As people develop T-shaped attention spans – scanning content broadly and quickly before deep-diving into topics of interest – brands have to develop narratives that are modular, without beginning or end, and open to be joined or left at any point. Sabrina Caluori from HBO talked about layering emotional, cross-channel experiences – think Game of Thrones and the Maester’s Path. Interactive platforms add an audience participation/co-creation dynamic that brands are finding challenging. Andrew Cochrane, Creative Lead at Mirada, Guillermo del Toro’s independent studio, talked about driving experiences across physical and digital, including virtual and augmented reality. And that includes re-inventing physical stores: Rebecca Minkoff worked with the retail innovation team at eBay to develop her NYC boutique, a Retail 3.0 concept that blurs bricks and clicks.
6. Every business is a Tech business
Retail, Media, Transportation, Healthcare, Education, Entertainment...One of the central business challenges/opportunities at SXSWi was the bewildering acceleration of technological impact. Media business Thrillist sees the future of the industry as integrated media-commerce companies with technology as the facilitator; Retail e-commerce start-ups Rent the Runway and Stitch Fix are steeped in data science; Uber and Lyft are disrupting the Automotive sector (as well as the distribution industry in the future), which in turn is looking to create connected cars that are like giant smartphones, that happen to get you from A to B – as well as being autonomous, or possibly with the ability to fly; MOOCs loom large over traditional schools and universities; and in healthcare, patients empowered by access to app-based data are challenging the diagnosis and distribution system. Spotify, however, bucked the trend - launching its new brand identity to position itself as a music company, rather than a tech business.
7. On-demand ecosystems
Lyft and Uber made a big play at SXSW, reinforcing their turnkey role in the mushrooming sharing economy (predicted by PWC to reach $325 billion in the next decade) and on-demand ecosystems. Usage of UberPool has exploded in San Francisco, and Lyft Line and Magic Mode were both launched in Austin. Gadi Ben-Yehuda, an innovation fellow at the IBM Center for the Business of Government, pointed out how the sharing economy changes the way we look at our property, our cars and our public space. IBISWorld estimates that the taxi and for-hire industry in the US alone is worth $11 billion per year. But the opportunities for Lyft and Uber don’t stop there: the newly launched neighbor-to-neighbor service Roadie demonstrates their potential to go up against UPS and Fedex; while they also share the goal of becoming a media platform for other brands – Lyft partnering with Budweiser, MasterCard and Chobani in 2014.

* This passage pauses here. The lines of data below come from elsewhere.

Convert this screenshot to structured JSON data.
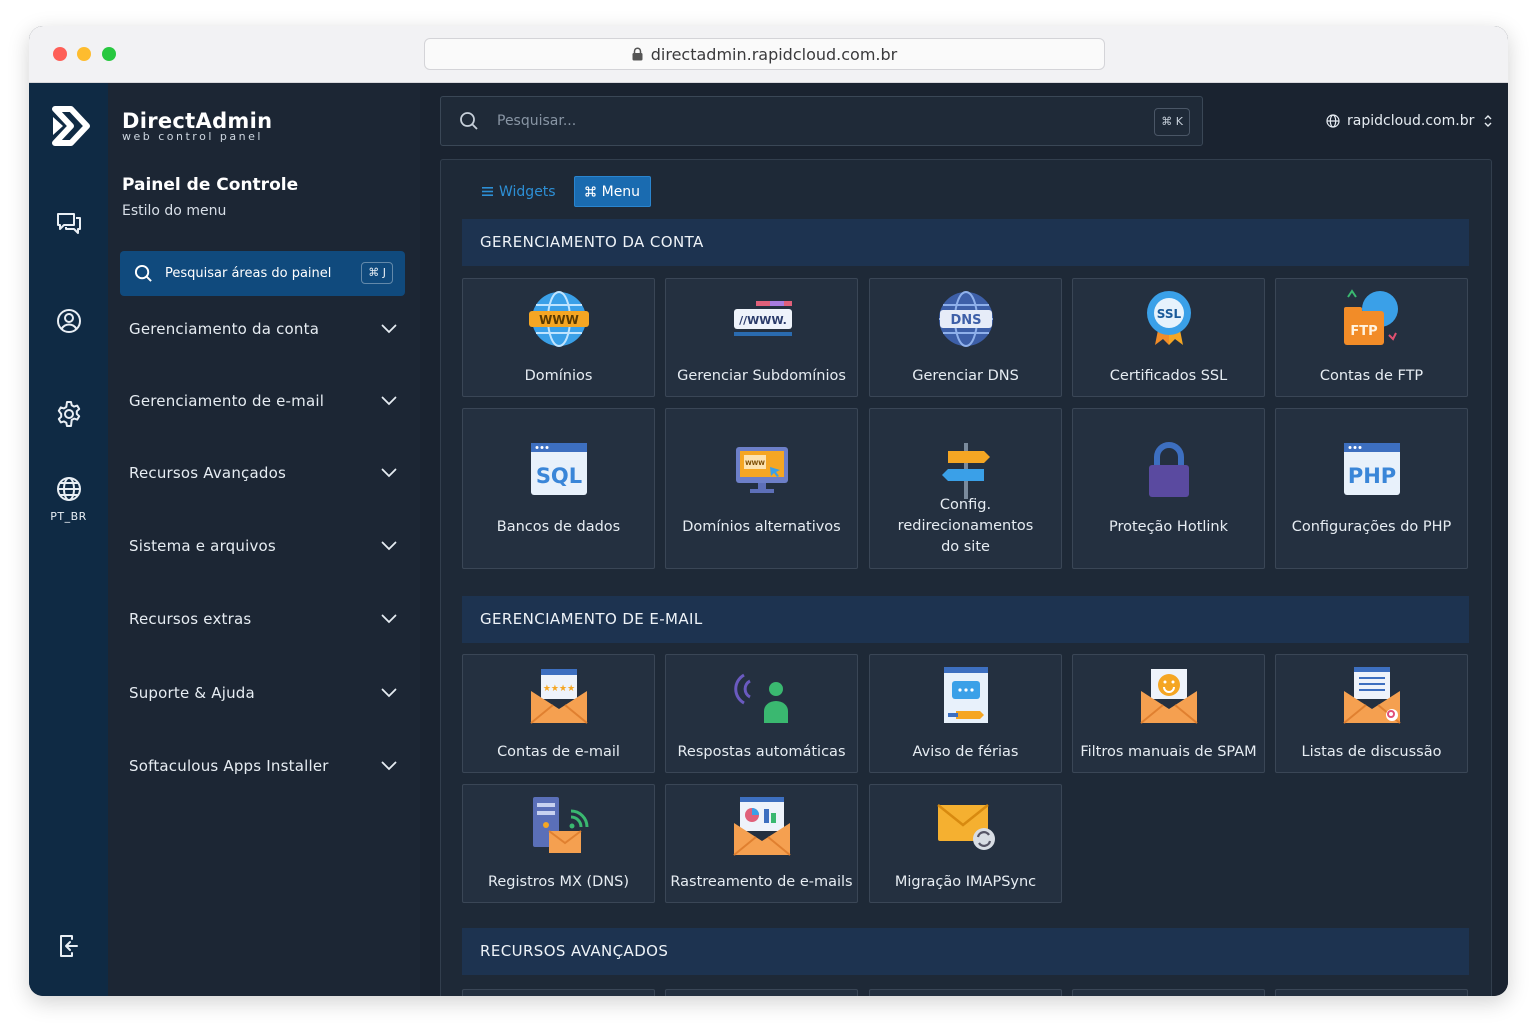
{
  "browser": {
    "url": "directadmin.rapidcloud.com.br"
  },
  "rail": {
    "lang_label": "PT_BR"
  },
  "brand": {
    "name": "DirectAdmin",
    "tagline": "web control panel"
  },
  "panel": {
    "title": "Painel de Controle",
    "subtitle": "Estilo do menu",
    "search_label": "Pesquisar áreas do painel",
    "search_shortcut": "⌘ J",
    "nav": [
      "Gerenciamento da conta",
      "Gerenciamento de e-mail",
      "Recursos Avançados",
      "Sistema e arquivos",
      "Recursos extras",
      "Suporte & Ajuda",
      "Softaculous Apps Installer"
    ]
  },
  "topbar": {
    "search_placeholder": "Pesquisar...",
    "search_shortcut": "⌘ K",
    "domain": "rapidcloud.com.br"
  },
  "view_tabs": {
    "widgets": "Widgets",
    "menu": "Menu",
    "active": "menu"
  },
  "sections": [
    {
      "title": "GERENCIAMENTO DA CONTA",
      "items": [
        {
          "label": "Domínios",
          "icon": "globe-www-icon"
        },
        {
          "label": "Gerenciar Subdomínios",
          "icon": "subdomain-www-icon"
        },
        {
          "label": "Gerenciar DNS",
          "icon": "dns-globe-icon"
        },
        {
          "label": "Certificados SSL",
          "icon": "ssl-badge-icon"
        },
        {
          "label": "Contas de FTP",
          "icon": "ftp-folder-icon"
        },
        {
          "label": "Bancos de dados",
          "icon": "sql-database-icon"
        },
        {
          "label": "Domínios alternativos",
          "icon": "monitor-www-icon"
        },
        {
          "label": "Config. redirecionamentos do site",
          "icon": "signpost-icon"
        },
        {
          "label": "Proteção Hotlink",
          "icon": "padlock-icon"
        },
        {
          "label": "Configurações do PHP",
          "icon": "php-window-icon"
        }
      ]
    },
    {
      "title": "GERENCIAMENTO DE E-MAIL",
      "items": [
        {
          "label": "Contas de e-mail",
          "icon": "envelope-stars-icon"
        },
        {
          "label": "Respostas automáticas",
          "icon": "auto-reply-person-icon"
        },
        {
          "label": "Aviso de férias",
          "icon": "vacation-notice-icon"
        },
        {
          "label": "Filtros manuais de SPAM",
          "icon": "spam-filter-envelope-icon"
        },
        {
          "label": "Listas de discussão",
          "icon": "mailing-list-envelope-icon"
        },
        {
          "label": "Registros MX (DNS)",
          "icon": "mx-server-envelope-icon"
        },
        {
          "label": "Rastreamento de e-mails",
          "icon": "email-tracking-icon"
        },
        {
          "label": "Migração IMAPSync",
          "icon": "imapsync-envelope-icon"
        }
      ]
    },
    {
      "title": "RECURSOS AVANÇADOS",
      "items": []
    }
  ],
  "colors": {
    "rail_bg": "#0f2a44",
    "panel_bg": "#1c2634",
    "accent": "#1a6bb0",
    "section_bg": "#1d3350",
    "card_bg": "#243040"
  }
}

8. Female empowerment
The stand-out Neiman Marcus ‘Make Some Noise’ initiative - celebrating bold women who are rock stars in the fields of tech, music, film, business and beyond - was launched last year and generated more than 80 million impressions. What started out as an attempt to engage with Millennials proved to resonate more broadly, and Neiman has pivoted to drive the initiative across everything they do. This year’s speakers included Laura Dern, Rosario Dawson, Freida Pinto and Jenna Bush Hager. And against the backdrop of interim Reddit CEO Ellen Pao’s accusations of sexism against her former VC firm, gender inequality was as live a topic as at the Oscars and the Grammys. In the panel led by Julie Bornstein, CMO of Sephora, and including Jennifer Hyman and Katrina Lake, CEOs of Rent the Runway and Stitch Fix respectively, the conversation ignited around the relative lack of VC support for female entrepreneurs (only 3% of VC dollars go to start-ups with a female executive). And at Lessons from the Trenches: Women in Business, the panel homed in on creating visible senior role models and embedding more flexible working practices.
Jonathan Hall is President at Added Value